Anglo American has been involved in community projects since the launch of the Anglo American Community HIV/AIDS Partnership Programme in 2003. It has supported youth programmes and HIV/AIDS initiatives and clinics, and has engaged in public/private partnerships. These include the building of a community health centre at Lillydale in the Bushbuckridge municipality, Mpumalanga province, and a clinic in Kathu township, Northern Cape province – both of which provide access to life-saving ART therapy.

The company supports UNAIDS’ targets for 2020, envisioning a world in which 90% of the seropositive people know their status, 90% of people infected with HIV receive anti-retroviral (ART) treatment, and 90% of those on treatment show undetectable levels of the virus.

By 2015 a total number of 620,000 tests for HIV were made by employees. Those who have been diagnosed positive have been referred into disease management programmes.


Anglo American demonstrated real leadership in committing to free anti-retroviral treatment for all employees in 2002. Its commitment to responding to the disease in a bold and proactive way has remained strong since that time.

The 2015 HIV/AIDS policy states that: 'The magnitude of the health challenge posed by HIV/AIDS is such that individual companies cannot adequately address it alone and we reiterate that a comprehensive and effective response to HIV/AIDS requires a partnership between all stakeholders'.

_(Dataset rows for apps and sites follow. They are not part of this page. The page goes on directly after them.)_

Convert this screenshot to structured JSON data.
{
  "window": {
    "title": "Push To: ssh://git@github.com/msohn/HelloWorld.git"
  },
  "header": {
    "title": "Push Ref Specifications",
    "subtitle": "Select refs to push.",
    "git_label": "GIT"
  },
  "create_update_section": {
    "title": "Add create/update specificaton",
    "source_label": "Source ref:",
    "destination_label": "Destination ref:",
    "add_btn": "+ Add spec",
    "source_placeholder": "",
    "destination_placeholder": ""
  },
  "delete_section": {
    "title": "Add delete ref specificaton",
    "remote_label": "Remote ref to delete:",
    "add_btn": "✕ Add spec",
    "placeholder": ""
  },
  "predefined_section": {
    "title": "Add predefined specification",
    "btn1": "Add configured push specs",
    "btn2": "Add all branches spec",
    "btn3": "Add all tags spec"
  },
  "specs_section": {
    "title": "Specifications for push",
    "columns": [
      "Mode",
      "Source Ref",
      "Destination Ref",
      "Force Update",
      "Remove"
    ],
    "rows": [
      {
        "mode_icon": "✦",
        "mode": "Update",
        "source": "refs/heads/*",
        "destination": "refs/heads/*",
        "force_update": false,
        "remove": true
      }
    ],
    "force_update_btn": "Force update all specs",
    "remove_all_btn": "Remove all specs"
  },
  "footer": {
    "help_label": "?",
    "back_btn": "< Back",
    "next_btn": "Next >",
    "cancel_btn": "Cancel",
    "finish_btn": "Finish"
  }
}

The business, as well as social, benefits were assessed in a 2015 research article on a cost-benefit analysis of the ART programme at Anglo American Coal. It found that ART saves costs even when only the direct costs of HIV are considered. The savings in this company have been estimated at one million dollars per annum.

ICMM members supporting the SDGs